The buzz of giving back
Get involved in your community
Getting involved in your community is a great way of investing in your own wellbeing says Farmstrong Ambassador Sam Whitelock.
“Sport has taught me that making a habit of investing in your wellbeing means you will have some to draw on when you are under the pump. To farm well, you need to live well.”
“One thing I’ve learnt being Farmstrong’s Ambassador is that getting involved in your community really energises you and tops up your own wellbeing. There are lots of ways you can give. It may be spending some one-on-one time with your kids or supporting an employee who is having a tough time. It may be offering to feed your neighbour’s dogs so they can have time off or organising a community get-together.

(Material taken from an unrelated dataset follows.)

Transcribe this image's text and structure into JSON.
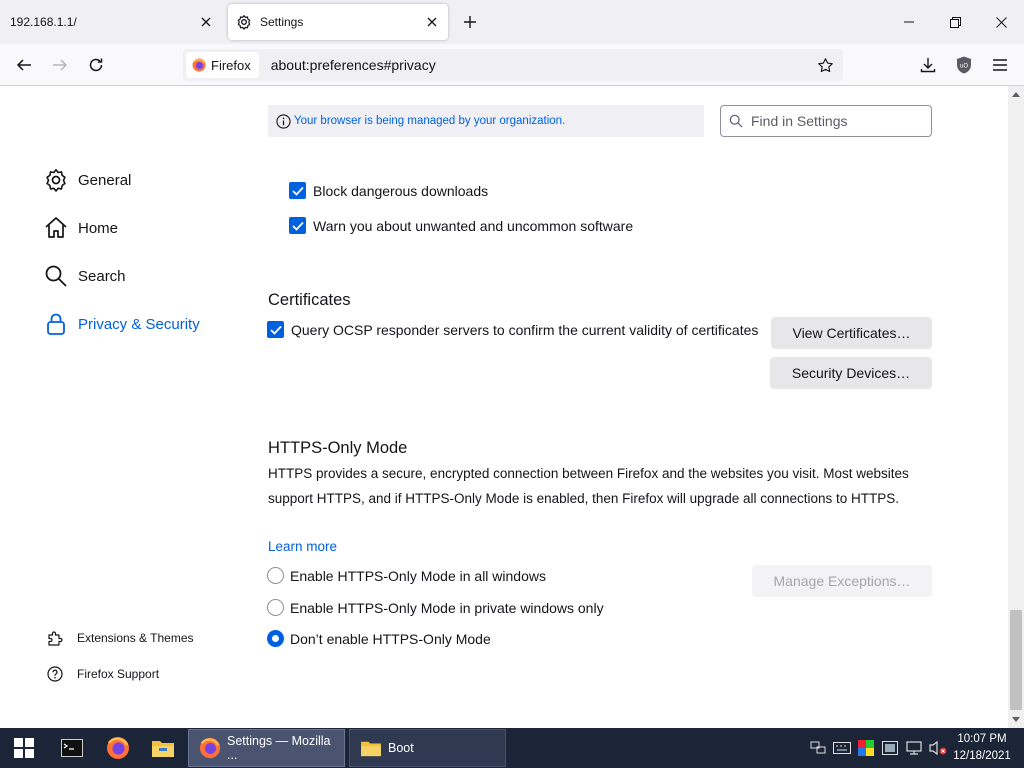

Here are some great examples of farmers contributing to their local community.”
Kate and Mike Gee-Taylor
Rangiwahia based Kate and Mike organised a group e-bike ride to the Bridge to Nowhere in Whanganui for 23 local farmers. “This was about getting farmers off-farm, meeting new people and talking about other things apart from farming. For a lot of them it was the first time in a while they’d had a day off, or just doing their own thing. It made me realise the true value of friends and catching up with them regularly.”

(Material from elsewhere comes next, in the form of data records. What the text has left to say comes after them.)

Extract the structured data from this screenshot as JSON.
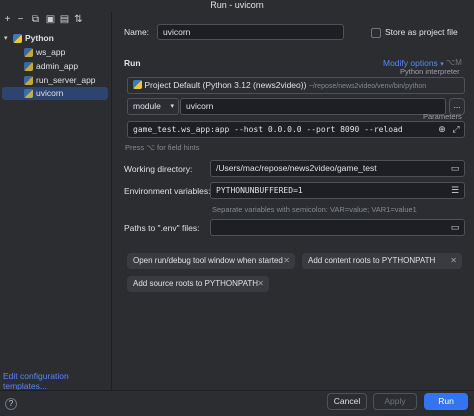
{
  "window": {
    "title": "Run - uvicorn"
  },
  "toolbar": {
    "add": "+",
    "remove": "−",
    "copy": "⧉",
    "save": "▣",
    "folder": "▤",
    "sort": "⇅"
  },
  "tree": {
    "group": {
      "label": "Python"
    },
    "items": [
      {
        "label": "ws_app"
      },
      {
        "label": "admin_app"
      },
      {
        "label": "run_server_app"
      },
      {
        "label": "uvicorn"
      }
    ],
    "edit_templates": "Edit configuration templates..."
  },
  "form": {
    "name_label": "Name:",
    "name_value": "uvicorn",
    "store_label": "Store as project file",
    "run_heading": "Run",
    "modify_options": "Modify options",
    "modify_shortcut": "⌥M",
    "interpreter_caption": "Python interpreter",
    "interpreter_name": "Project Default (Python 3.12 (news2video))",
    "interpreter_path": "~/repose/news2video/venv/bin/python",
    "module_select": "module",
    "module_value": "uvicorn",
    "more": "...",
    "parameters_caption": "Parameters",
    "parameters_value": "game_test.ws_app:app --host 0.0.0.0 --port 8090 --reload",
    "field_hints": "Press ⌥ for field hints",
    "workdir_label": "Working directory:",
    "workdir_value": "/Users/mac/repose/news2video/game_test",
    "env_label": "Environment variables:",
    "env_value": "PYTHONUNBUFFERED=1",
    "env_hint": "Separate variables with semicolon: VAR=value; VAR1=value1",
    "dotenv_label": "Paths to \".env\" files:",
    "chips": [
      {
        "label": "Open run/debug tool window when started"
      },
      {
        "label": "Add content roots to PYTHONPATH"
      },
      {
        "label": "Add source roots to PYTHONPATH"
      }
    ]
  },
  "footer": {
    "help": "?",
    "cancel": "Cancel",
    "apply": "Apply",
    "run": "Run"
  },
  "colors": {
    "background": "#2b2d30",
    "field": "#1e1f22",
    "accent": "#3574f0",
    "link": "#548af7",
    "selection": "#2e436e"
  }
}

Dairy farmer Paul helps run a social cricket team of Bay of Plenty farmers and growers – ‘Benaud’s Backyard Bumpkins’. “It might be just one night a week, but the cricket makes you get off the farm and allows you to let off steam with other guys who can relate to your situation,” Paul says he gets a lot pleasure organising the team. During the winter he swaps codes and helps run the local junior rugby club with wife Pip for the same reason. “Giving back is good for you.”

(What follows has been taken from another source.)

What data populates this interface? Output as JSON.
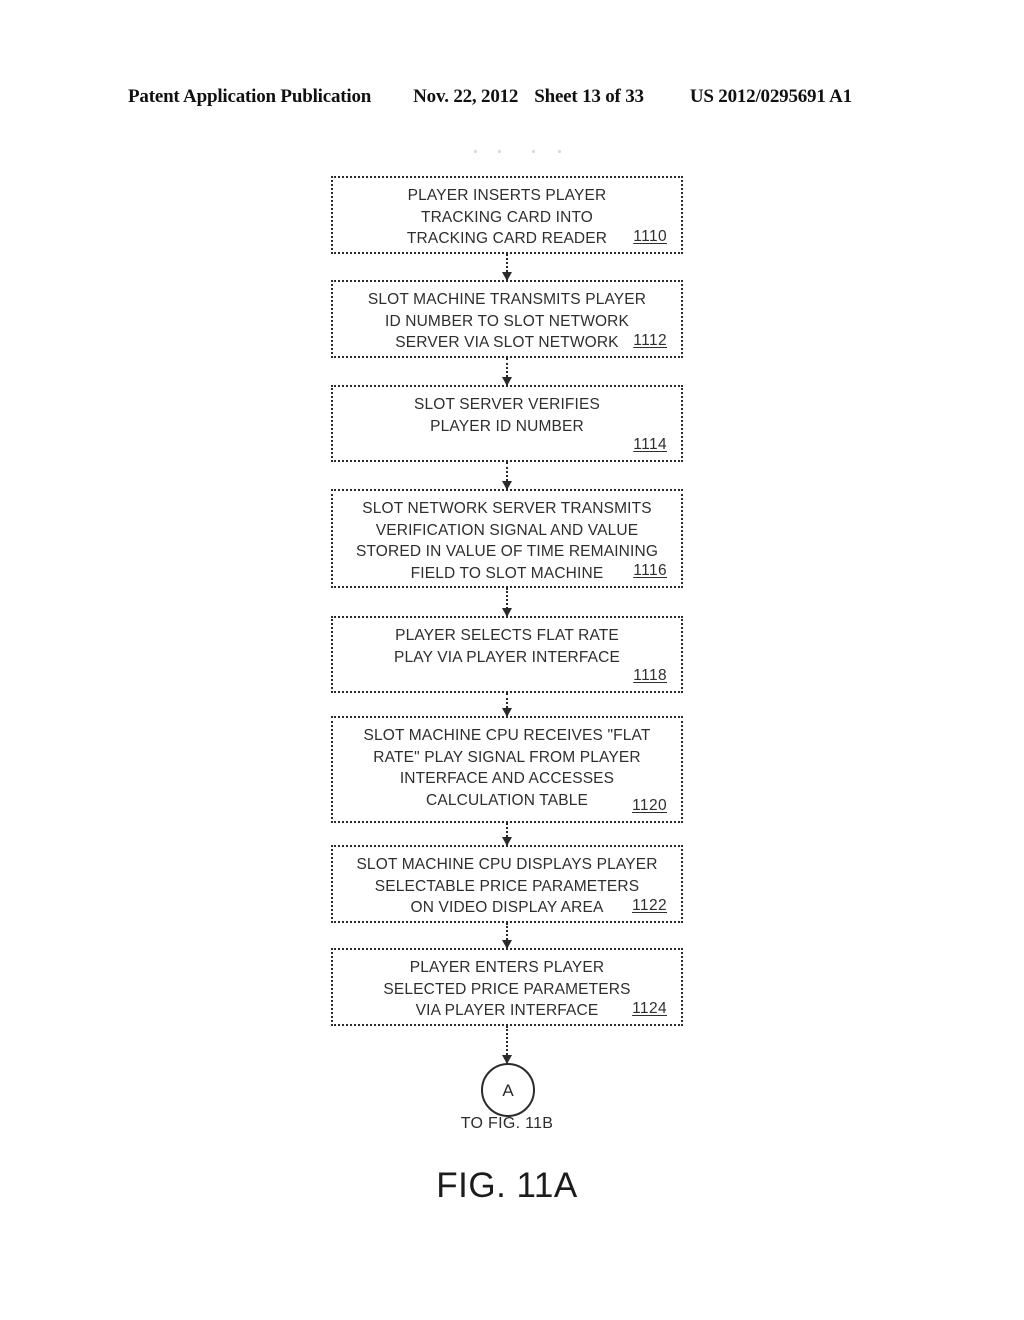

Nick is a busy 50/50 sharemilker with 450 cows but he made getting off-farm a non-negotiable part of his week by joining the volunteer fire brigade. “The biggest stress relief for me is having an off-farm activity so I’m not consumed by farming. The brigade allows me to be part of a team and get off-farm. We train once a week and every Friday night we head somewhere and have a few quiet ones and dinner together. It’s been brilliant. You spend time as a firefighter and just come back a different person.”
Andrew Shand and Dave Smith
Marton farmers Andrew Shand and Dave Smith have been organising ‘District Hall Get-Togethers’ for up to 80 farmers and their families. They also organised a Pedal for Pleasure bike race for 170 riders. “No-one ever used to talk about wellbeing in farming. We’ve always talked endlessly about stock, pastures and fertilisers, but staying well is an important part of farming too. Both of the events we organised were very simple to do. The hardest thing was getting started,” says Dave.
Cambridge dairy farmer Marc Gascoigne helps run the Te Awamutu Cycle club. “Cycling’s a big part of my socialising. I’m getting the exercise, I’m connecting with people meeting up for rides and I’m serving others because I’m president of the club. When you’re giving to others like that it makes you feel a hell of a lot better yourself.”